“One of the factors that’s been slowing real growth down has been high inflation, specifically energy inflation. The solution to that isn’t to try to stimulate more which might have the potential to push up energy prices more it is perhaps to wait and see if energy prices moderate.”
PAUL RADEKE, VICE PRESIDENT AT THE MINNEAPOLIS-BASED KDV WEALTH MANAGEMENT
“People are becoming less accepting of the idea of Japan driving the slowdown in manufacturing, so the New York Fed number will create a very negative day. I assume people will look at this as another reason the recovery is stalling, giving more fodder to the double dip theory. However, other data has shown that the consumer remains on track, suggesting that eventually manufacturing will catch up. However, this data suggests that process will take longer.”
“We have a split between prices and activity here, and the activity data is very disappointing. Empire is one of the first releases we have out that really shows that June is also starting out on a soft footing, so that’s not good. Its showing that this soft spot might be more protracted than originally expected.”
“On the CPI front, its on the firm side of expectations. The core is strong so there is probably some support there from motor vehicles, which may be part of this supply shortage.”
“Empire State is not looking very good. Not only did we plummet into negative territory, but excluding that one number we had in November ‘10 this is the lowest number since 2009. Of course, a good portion of this is from the supply disruptions from what is happening overseas in Japan but it will have an impact on auto sales, and on activity in the second half of the year.”

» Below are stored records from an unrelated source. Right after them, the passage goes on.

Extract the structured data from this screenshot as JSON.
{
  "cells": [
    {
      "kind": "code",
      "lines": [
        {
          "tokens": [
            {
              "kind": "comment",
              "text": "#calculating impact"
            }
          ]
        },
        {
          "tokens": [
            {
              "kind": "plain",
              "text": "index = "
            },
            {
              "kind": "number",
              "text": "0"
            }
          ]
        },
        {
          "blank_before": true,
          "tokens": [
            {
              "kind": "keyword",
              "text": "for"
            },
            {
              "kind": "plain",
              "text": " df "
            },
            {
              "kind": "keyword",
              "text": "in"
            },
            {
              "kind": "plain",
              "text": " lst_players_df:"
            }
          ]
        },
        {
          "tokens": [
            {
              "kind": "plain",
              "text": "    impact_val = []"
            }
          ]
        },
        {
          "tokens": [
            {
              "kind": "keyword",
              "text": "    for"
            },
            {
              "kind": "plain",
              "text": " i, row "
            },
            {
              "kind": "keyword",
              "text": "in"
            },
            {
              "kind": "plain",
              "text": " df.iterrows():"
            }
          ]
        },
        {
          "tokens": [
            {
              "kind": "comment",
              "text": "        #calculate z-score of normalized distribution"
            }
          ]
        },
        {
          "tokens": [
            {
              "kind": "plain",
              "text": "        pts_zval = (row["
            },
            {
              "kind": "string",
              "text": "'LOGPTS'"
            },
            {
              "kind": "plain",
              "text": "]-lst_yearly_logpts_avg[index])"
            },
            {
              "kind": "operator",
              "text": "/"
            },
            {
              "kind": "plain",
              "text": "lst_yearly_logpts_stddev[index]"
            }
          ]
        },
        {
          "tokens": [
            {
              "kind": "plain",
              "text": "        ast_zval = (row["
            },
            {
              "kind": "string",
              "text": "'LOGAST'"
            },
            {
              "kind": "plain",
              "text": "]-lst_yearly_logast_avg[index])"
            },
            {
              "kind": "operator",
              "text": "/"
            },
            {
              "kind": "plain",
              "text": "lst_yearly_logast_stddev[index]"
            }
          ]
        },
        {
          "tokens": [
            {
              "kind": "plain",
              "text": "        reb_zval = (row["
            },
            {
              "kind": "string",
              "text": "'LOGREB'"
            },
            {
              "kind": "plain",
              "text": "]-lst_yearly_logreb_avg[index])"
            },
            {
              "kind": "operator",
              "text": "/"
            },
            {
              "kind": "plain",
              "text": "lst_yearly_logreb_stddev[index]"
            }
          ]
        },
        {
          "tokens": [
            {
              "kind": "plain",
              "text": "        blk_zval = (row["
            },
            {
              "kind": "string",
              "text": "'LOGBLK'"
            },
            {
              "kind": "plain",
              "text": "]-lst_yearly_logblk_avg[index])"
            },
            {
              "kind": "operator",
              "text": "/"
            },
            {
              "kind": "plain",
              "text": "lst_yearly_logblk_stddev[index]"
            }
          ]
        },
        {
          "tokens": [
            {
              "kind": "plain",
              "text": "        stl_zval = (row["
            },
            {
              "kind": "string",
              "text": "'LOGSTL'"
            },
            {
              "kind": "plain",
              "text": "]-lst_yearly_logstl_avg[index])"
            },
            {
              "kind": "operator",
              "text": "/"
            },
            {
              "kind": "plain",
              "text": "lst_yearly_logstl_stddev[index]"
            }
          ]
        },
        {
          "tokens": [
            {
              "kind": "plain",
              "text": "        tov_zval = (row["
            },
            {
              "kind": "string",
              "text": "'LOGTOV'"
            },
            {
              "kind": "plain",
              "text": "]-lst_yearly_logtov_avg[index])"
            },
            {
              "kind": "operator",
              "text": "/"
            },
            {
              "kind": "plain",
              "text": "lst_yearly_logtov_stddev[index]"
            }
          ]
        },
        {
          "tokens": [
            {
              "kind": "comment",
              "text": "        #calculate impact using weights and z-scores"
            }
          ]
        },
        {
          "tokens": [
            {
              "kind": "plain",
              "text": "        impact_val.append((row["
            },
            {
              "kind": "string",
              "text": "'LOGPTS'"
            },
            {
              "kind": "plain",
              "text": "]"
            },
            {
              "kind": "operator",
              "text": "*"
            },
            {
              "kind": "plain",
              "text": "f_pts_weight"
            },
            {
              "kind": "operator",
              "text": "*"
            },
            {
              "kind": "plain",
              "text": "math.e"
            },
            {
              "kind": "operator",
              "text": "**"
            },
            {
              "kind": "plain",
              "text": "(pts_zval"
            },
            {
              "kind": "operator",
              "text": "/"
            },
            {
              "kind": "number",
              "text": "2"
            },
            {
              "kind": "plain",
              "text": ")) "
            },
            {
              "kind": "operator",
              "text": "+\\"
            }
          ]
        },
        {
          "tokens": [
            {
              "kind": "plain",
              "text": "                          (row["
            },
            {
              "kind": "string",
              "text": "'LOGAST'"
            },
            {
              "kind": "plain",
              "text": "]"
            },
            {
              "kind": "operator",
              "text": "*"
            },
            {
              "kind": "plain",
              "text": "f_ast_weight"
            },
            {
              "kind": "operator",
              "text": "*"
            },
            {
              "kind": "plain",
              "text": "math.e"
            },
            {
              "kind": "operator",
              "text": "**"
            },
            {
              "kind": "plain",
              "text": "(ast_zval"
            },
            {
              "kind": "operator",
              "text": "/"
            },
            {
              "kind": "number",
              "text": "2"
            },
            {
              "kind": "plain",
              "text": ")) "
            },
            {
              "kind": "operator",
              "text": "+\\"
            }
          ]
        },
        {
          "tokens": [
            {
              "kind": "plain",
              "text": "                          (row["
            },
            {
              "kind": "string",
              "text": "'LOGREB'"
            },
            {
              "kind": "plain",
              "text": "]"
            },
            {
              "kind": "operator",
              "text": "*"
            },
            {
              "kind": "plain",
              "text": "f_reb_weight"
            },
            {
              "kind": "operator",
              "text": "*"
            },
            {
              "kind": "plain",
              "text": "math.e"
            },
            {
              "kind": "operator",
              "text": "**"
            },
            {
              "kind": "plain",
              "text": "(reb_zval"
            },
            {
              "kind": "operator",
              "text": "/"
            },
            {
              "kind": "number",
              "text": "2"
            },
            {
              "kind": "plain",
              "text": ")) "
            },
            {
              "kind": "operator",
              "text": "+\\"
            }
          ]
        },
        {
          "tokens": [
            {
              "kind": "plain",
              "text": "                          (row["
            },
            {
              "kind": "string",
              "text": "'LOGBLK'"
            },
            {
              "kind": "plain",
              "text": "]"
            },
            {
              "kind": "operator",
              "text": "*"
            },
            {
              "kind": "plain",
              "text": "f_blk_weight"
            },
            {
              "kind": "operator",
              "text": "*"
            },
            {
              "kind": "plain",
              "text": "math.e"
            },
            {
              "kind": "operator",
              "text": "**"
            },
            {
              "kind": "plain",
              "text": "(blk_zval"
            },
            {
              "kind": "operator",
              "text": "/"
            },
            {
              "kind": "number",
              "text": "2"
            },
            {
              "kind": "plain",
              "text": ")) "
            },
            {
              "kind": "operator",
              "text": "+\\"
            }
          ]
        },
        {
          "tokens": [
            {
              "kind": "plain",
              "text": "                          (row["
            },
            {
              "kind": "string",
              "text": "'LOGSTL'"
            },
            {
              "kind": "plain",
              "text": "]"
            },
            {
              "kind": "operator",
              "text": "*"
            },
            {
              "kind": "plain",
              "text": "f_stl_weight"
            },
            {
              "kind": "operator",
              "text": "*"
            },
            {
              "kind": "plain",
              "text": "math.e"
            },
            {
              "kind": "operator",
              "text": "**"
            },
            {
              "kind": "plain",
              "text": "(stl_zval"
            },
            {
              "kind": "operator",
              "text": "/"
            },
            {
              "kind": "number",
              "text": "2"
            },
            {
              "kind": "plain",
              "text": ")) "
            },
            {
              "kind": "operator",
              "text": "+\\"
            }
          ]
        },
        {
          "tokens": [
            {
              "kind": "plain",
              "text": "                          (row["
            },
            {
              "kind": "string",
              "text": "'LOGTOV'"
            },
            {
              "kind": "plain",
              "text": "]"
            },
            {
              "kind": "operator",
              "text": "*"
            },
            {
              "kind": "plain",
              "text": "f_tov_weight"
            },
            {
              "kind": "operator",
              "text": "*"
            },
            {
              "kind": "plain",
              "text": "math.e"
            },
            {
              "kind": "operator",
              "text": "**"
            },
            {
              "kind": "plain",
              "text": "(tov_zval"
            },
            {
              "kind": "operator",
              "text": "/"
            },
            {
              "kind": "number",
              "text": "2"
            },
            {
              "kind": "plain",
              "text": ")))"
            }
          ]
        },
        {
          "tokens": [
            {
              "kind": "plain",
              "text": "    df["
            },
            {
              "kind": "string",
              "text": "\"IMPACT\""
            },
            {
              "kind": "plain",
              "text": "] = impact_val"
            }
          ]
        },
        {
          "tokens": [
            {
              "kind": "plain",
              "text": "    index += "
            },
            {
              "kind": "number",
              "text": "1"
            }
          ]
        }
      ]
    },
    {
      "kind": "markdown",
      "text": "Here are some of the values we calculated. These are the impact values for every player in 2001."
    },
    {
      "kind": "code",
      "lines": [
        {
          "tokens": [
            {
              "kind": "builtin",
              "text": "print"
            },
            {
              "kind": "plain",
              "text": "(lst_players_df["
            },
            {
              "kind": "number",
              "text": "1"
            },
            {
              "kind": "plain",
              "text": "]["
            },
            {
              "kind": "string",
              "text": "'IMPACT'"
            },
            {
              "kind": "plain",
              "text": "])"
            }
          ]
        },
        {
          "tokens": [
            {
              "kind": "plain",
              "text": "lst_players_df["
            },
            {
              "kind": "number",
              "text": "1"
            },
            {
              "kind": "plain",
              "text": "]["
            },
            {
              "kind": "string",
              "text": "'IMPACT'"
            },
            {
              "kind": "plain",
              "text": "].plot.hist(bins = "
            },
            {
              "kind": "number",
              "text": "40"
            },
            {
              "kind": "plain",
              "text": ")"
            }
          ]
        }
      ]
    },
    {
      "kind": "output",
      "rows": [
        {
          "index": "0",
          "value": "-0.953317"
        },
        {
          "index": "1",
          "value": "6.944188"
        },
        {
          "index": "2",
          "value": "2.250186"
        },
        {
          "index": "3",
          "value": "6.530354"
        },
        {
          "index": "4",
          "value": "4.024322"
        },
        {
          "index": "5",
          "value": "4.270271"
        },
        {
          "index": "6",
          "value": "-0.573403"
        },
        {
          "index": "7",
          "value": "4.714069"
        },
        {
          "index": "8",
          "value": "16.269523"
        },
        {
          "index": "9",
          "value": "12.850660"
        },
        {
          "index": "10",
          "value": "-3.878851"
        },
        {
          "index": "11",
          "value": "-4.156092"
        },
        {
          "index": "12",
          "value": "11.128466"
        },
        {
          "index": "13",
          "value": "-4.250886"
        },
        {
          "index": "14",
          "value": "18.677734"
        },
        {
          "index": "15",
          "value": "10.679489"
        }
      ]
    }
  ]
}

“It certainly is going to hurt what’s going on over here in the domestic economy.
“Bernanke has made it very clear that they’ve done everything they can do and now it’s up to the Obama administration to encourage growth and get pro-small business policies in place.
“We are in unprecedented territory, so we could see talk of additional stimulus in other directions but I don’t think talk of QE3 is viable right now.”
“We’re seeing a pretty muted reaction, probably because the hotter CPI numbers are being offset by the weak Empire State report. I’m not very worried about a mild rise in inflation but I am worried about jobs in the manufacturing sector. If the rest of the data is in line with expectations today, I’d expect the dollar to struggle on that.”
DAVID SLOAN, ECONOMIST, IFR ECONOMICS, A UNIT OF THOMSON REUTERS
“May CPI surprised on the upside with a 0.2% rise in the headline and more worryingly a 0.3% rise in the core rate ex food and energy, the strongest monthly rise in this series since July 2008. While some of the sectors lifting the core rate in May look erratic, the underlying trend continues to accelerate. Both the overall and core CPI increases were 0.1% ahead of market expectations...
“Gasoline prices should fall further in June and the PPI breakdown suggests food prices are close to a peak too. Concerns over headline CPI should start to fade, but the latest data suggests no room for complacency on the core, even if erratic factors did play a part in the upside surprise.”
VIMOMBI NSHOM, ECONOMIST, IFR ECONOMICS, A UNIT OF THOMSON REUTERS
“Whereas last month’s report could have been explained as manufacturing conditions losing recovery momentum, today’s report is more painting a picture of a halt in progress, which hopefully will prove brief.”
MARKET REACTION: STOCKS: U.S. stock index futures extend losses. BONDS: U.S. bond prices cut early gains. FOREX: The dollar extends gains versus the euro.